### What the task requires
Go through the records below and report each line with "name" in it.

### Records shown
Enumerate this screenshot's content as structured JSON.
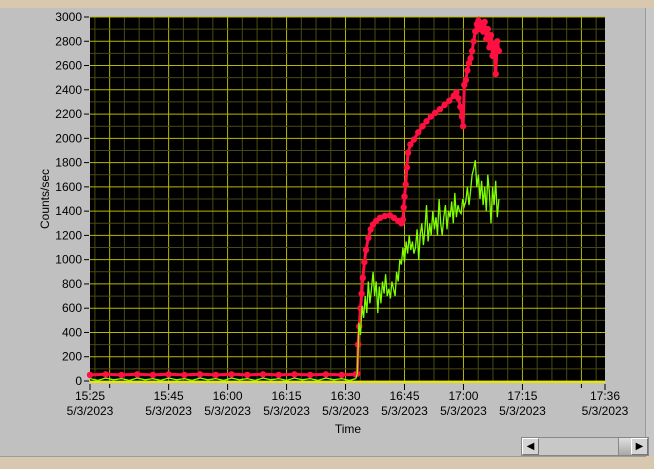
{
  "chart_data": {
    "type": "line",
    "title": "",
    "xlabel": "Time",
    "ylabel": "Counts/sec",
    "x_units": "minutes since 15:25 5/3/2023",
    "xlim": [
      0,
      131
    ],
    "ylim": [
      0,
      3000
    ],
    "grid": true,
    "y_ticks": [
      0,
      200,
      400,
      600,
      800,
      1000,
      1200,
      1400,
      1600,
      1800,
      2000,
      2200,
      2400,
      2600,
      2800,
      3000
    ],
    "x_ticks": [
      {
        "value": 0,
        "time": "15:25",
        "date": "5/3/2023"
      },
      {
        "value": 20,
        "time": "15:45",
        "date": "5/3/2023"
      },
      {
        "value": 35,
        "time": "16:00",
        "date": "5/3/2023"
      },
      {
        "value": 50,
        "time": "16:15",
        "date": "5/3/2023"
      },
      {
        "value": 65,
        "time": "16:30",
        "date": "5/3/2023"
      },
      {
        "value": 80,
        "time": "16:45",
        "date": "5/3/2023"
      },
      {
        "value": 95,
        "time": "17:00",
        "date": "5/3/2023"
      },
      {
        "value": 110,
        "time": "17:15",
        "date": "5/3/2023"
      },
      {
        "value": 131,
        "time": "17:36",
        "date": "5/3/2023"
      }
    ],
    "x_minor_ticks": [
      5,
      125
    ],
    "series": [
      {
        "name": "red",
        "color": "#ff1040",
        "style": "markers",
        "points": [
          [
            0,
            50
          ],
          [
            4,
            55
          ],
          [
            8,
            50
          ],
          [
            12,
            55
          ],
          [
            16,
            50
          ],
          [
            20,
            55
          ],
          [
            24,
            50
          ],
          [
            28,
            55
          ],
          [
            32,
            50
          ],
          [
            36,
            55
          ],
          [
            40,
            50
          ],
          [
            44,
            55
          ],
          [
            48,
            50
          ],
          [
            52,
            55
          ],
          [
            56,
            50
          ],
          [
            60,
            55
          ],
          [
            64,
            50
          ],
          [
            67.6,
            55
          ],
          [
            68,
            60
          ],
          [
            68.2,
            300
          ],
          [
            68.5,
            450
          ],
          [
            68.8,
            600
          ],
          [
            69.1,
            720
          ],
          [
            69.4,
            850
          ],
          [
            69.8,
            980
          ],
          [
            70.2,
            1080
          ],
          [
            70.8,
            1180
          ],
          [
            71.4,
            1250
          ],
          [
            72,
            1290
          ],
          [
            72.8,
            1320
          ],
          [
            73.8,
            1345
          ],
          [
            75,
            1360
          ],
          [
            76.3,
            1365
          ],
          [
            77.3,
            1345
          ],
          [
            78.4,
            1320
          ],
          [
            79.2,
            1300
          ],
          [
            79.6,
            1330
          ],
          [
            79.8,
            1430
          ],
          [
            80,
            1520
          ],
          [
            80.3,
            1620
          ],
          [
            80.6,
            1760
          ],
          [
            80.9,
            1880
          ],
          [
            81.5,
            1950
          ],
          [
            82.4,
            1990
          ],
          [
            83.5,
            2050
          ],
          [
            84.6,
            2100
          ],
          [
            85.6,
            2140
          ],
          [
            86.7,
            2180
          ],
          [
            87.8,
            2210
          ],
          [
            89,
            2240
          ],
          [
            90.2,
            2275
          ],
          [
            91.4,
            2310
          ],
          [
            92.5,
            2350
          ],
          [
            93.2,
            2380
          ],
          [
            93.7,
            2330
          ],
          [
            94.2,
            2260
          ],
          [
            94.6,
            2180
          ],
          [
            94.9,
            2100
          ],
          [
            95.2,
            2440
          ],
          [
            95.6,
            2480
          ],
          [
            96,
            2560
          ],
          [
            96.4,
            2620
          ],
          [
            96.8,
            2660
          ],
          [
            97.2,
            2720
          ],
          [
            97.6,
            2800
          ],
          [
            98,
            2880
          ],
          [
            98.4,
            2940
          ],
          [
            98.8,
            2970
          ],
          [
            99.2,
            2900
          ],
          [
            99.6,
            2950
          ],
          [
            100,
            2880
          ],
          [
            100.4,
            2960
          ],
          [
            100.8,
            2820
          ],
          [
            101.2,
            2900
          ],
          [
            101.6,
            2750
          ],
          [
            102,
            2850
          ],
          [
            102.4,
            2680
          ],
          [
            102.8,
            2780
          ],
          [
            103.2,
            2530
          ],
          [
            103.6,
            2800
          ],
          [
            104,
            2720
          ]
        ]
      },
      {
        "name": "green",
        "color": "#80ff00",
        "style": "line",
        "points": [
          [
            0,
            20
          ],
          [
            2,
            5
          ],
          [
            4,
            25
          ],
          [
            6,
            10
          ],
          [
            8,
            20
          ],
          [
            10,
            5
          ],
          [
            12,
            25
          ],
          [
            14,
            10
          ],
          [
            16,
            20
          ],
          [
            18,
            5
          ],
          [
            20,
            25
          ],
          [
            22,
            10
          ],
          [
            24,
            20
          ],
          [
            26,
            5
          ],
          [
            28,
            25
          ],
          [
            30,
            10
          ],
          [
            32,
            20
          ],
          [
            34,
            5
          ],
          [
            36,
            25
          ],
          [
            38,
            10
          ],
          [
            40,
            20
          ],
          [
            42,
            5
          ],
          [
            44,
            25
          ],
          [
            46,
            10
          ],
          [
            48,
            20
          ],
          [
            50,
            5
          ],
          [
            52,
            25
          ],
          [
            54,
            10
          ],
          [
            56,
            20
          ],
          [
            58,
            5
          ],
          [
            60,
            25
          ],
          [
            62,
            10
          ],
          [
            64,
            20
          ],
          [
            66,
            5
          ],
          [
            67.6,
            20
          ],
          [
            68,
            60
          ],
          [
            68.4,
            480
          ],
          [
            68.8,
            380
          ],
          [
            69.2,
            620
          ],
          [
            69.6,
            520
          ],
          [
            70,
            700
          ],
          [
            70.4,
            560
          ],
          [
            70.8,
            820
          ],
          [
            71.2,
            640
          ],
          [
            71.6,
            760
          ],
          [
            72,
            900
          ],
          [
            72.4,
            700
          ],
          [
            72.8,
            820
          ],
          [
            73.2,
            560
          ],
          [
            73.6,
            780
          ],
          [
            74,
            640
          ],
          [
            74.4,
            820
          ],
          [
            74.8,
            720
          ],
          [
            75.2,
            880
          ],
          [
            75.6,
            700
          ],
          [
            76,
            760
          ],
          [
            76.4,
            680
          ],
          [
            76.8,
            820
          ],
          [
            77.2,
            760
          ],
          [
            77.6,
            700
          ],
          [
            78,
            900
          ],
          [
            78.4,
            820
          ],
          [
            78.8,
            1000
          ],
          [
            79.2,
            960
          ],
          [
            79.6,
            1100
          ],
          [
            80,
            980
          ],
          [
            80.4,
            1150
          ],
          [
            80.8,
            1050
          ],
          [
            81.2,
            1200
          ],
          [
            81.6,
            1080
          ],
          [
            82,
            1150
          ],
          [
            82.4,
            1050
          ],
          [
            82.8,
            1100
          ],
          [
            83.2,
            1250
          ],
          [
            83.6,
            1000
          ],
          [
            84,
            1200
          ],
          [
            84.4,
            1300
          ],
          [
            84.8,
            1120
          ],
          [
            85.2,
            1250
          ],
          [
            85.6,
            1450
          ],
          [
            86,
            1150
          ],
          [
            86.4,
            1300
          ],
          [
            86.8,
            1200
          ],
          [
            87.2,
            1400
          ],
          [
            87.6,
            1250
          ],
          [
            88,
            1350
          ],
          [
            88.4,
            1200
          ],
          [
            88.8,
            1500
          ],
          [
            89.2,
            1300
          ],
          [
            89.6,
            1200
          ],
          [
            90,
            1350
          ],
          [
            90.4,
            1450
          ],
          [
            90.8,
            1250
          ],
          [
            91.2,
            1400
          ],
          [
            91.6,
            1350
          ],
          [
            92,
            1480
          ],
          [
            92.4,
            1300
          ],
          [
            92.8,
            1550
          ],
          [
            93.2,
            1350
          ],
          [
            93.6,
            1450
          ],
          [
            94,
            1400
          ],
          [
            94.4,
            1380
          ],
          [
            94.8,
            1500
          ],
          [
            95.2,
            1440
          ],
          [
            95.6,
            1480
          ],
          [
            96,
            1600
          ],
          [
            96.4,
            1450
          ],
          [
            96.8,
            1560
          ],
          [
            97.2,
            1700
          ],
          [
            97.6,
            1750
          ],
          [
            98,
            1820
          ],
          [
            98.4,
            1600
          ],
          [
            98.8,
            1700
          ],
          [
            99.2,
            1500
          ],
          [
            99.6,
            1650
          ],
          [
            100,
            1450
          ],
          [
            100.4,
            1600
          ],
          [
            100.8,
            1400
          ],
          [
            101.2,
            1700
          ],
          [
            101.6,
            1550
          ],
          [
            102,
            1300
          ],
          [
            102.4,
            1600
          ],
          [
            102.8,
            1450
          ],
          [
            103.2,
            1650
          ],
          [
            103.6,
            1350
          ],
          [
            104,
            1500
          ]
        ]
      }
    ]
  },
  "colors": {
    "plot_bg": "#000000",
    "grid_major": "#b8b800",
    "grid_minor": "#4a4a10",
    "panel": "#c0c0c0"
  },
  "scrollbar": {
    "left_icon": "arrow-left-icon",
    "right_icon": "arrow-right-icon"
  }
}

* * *

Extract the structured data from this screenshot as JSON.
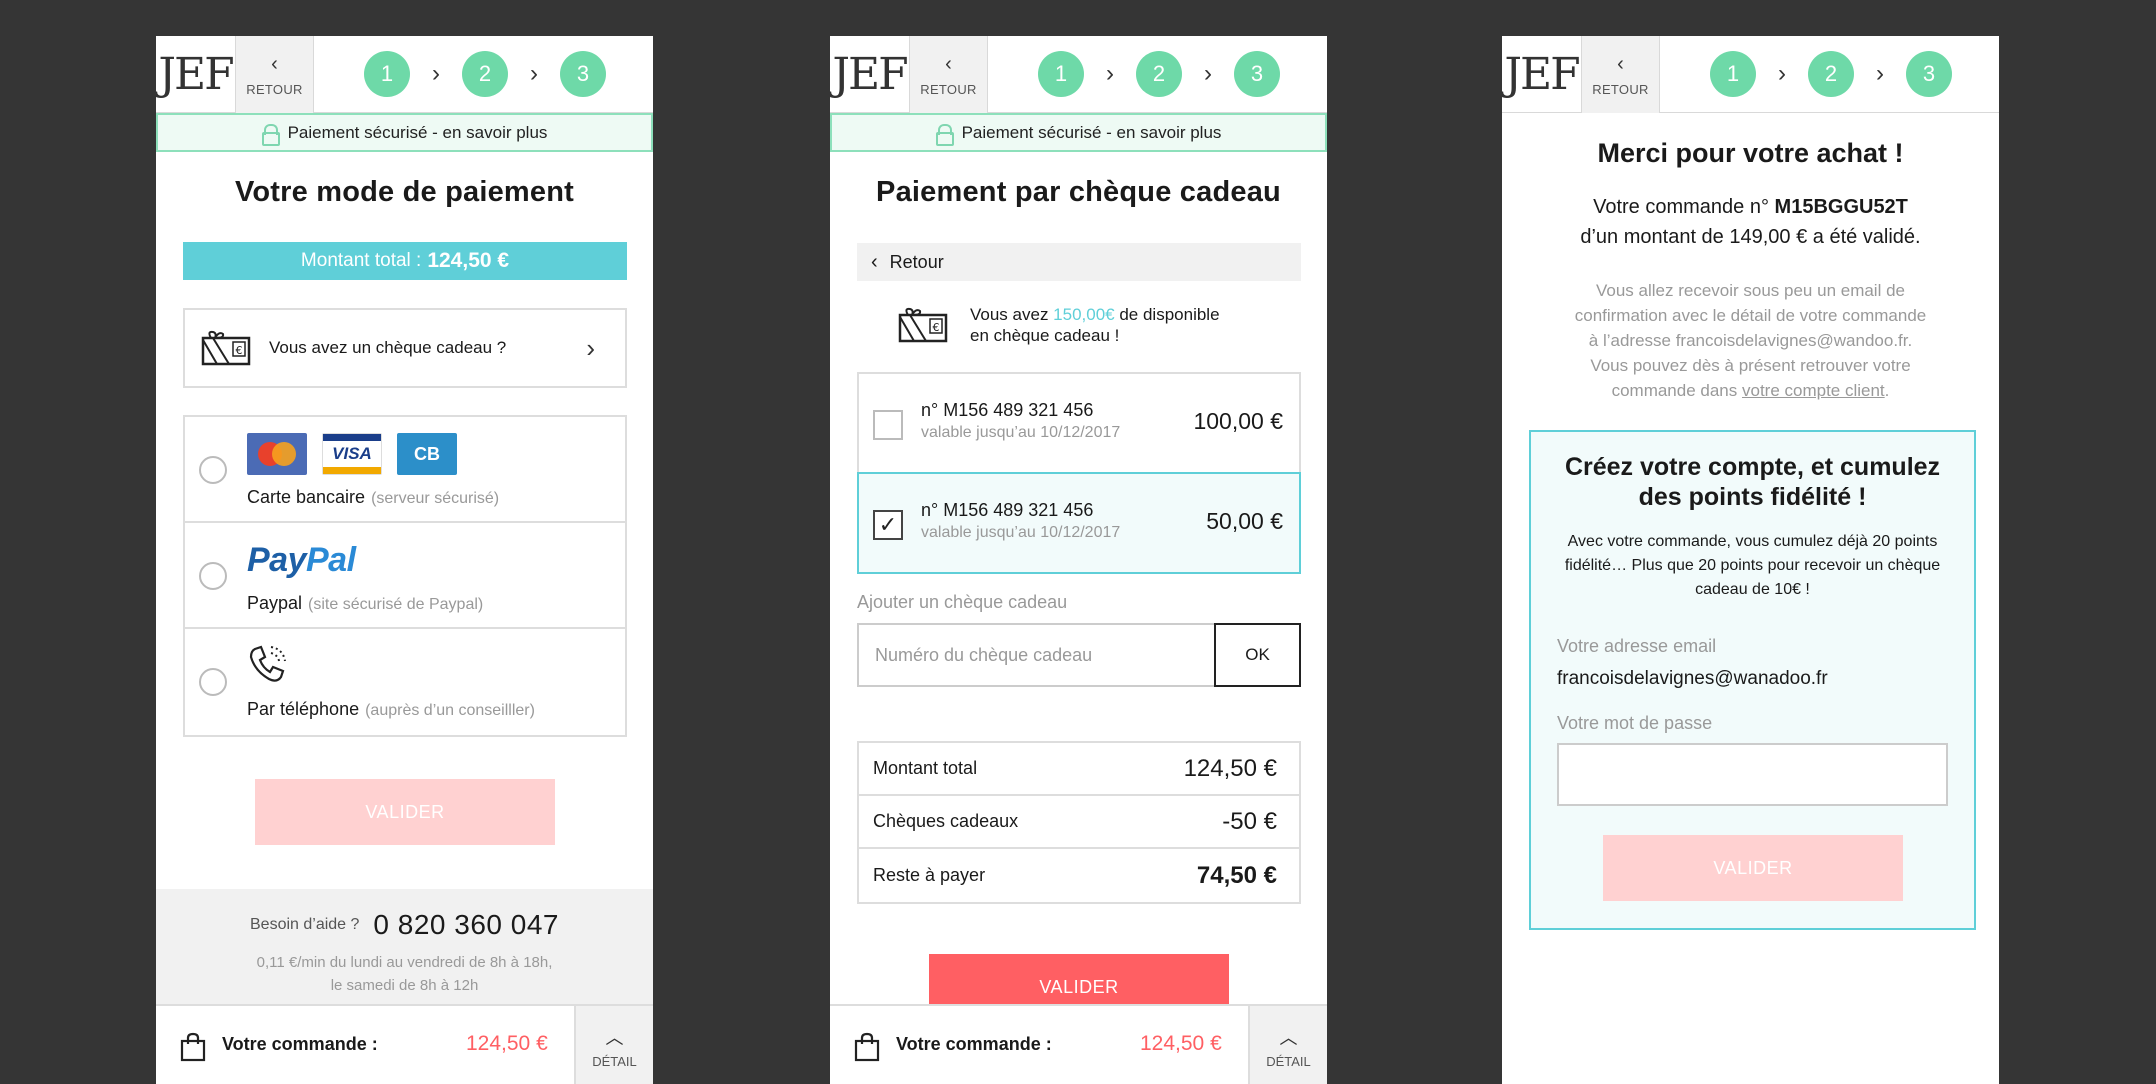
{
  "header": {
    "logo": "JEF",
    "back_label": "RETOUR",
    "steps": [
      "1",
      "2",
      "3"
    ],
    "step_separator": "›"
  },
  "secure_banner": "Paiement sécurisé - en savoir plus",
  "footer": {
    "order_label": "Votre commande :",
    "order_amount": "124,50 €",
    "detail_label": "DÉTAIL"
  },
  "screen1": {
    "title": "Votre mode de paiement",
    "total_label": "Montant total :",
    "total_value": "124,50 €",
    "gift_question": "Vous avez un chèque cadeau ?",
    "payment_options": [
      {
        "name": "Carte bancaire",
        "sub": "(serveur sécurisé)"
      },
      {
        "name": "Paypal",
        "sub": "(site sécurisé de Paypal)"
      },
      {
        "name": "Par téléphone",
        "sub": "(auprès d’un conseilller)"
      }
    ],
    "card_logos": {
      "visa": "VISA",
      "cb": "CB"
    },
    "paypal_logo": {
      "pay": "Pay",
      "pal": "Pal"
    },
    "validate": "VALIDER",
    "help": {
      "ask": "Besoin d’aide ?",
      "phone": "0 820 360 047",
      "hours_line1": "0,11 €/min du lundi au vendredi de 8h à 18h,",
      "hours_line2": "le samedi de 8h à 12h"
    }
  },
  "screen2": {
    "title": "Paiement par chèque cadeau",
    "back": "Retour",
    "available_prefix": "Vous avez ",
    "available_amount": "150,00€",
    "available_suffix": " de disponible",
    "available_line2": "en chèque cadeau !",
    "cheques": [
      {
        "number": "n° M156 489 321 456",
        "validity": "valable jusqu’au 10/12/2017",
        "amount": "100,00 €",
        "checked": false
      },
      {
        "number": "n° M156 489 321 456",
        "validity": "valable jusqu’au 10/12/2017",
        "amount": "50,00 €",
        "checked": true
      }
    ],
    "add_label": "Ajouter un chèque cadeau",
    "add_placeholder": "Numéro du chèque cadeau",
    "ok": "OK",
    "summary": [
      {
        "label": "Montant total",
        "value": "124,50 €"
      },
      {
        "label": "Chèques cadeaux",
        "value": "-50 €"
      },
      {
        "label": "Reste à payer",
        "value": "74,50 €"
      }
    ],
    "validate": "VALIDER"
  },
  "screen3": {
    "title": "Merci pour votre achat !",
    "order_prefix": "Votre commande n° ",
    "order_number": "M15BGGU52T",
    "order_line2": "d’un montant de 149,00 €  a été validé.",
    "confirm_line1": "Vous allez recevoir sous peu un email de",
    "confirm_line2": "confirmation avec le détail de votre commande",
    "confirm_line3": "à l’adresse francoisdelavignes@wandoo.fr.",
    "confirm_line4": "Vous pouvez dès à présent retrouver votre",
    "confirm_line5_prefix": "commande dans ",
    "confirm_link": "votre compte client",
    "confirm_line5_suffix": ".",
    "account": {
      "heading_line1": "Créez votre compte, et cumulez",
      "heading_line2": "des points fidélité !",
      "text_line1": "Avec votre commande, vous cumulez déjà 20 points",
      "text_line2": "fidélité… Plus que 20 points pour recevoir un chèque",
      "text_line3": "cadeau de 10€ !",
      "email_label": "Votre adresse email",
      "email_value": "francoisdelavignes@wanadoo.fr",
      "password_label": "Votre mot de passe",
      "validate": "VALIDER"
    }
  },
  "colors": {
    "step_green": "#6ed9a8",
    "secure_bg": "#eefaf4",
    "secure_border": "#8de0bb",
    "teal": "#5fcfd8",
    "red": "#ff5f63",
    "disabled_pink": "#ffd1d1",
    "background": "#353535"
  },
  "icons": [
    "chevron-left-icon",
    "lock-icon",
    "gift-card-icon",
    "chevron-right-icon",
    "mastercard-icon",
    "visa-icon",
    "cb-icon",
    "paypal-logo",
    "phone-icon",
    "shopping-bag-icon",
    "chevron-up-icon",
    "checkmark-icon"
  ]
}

### Task output
        "name": "red",
        "name": "green",
        "name": "Carte bancaire",
        "name": "Paypal",
        "name": "Par téléphone",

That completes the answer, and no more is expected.